Records drawn from a dataset:
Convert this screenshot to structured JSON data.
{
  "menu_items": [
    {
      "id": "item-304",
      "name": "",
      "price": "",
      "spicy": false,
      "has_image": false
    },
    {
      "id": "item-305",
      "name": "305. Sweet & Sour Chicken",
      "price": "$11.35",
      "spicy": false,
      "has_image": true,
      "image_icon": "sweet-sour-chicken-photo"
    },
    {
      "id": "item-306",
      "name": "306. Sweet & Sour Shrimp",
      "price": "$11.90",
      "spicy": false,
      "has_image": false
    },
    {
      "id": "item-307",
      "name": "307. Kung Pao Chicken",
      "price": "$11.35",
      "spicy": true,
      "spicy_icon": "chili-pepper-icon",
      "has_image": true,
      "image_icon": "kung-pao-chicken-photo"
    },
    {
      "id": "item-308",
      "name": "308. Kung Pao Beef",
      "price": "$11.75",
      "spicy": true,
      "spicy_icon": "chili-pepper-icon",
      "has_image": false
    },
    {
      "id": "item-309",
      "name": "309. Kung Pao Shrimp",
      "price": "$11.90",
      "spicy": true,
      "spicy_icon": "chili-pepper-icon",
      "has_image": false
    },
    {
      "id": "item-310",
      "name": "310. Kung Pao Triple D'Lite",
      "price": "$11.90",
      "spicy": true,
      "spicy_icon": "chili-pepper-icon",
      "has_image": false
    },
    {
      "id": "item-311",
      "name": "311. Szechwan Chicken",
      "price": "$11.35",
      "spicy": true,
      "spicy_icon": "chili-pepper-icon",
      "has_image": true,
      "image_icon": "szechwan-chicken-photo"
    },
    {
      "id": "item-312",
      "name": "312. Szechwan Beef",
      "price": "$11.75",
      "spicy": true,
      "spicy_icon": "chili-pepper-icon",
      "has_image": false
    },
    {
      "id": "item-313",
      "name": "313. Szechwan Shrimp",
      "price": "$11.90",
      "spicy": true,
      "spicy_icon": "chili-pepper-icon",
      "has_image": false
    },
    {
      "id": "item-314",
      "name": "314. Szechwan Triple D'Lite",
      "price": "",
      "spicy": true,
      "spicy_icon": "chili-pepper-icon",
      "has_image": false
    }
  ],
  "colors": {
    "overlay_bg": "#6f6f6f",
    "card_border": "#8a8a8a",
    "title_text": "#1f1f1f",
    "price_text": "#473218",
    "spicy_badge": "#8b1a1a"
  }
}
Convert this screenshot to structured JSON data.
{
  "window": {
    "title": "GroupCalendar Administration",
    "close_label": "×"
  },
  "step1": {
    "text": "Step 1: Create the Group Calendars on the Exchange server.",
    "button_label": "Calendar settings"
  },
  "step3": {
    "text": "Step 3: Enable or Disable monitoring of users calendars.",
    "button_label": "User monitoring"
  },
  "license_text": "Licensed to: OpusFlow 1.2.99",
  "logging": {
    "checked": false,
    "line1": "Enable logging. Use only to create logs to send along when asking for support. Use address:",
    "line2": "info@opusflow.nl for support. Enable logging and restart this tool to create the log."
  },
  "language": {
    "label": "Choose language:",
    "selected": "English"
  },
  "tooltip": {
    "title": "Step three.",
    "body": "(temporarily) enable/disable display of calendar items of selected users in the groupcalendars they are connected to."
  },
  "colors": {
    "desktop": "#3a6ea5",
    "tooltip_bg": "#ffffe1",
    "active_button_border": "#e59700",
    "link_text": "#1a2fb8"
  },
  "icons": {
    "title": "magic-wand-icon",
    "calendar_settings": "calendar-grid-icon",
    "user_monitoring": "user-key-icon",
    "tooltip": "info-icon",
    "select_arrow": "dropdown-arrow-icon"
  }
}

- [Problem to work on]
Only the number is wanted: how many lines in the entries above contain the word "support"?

- [Answer space]
2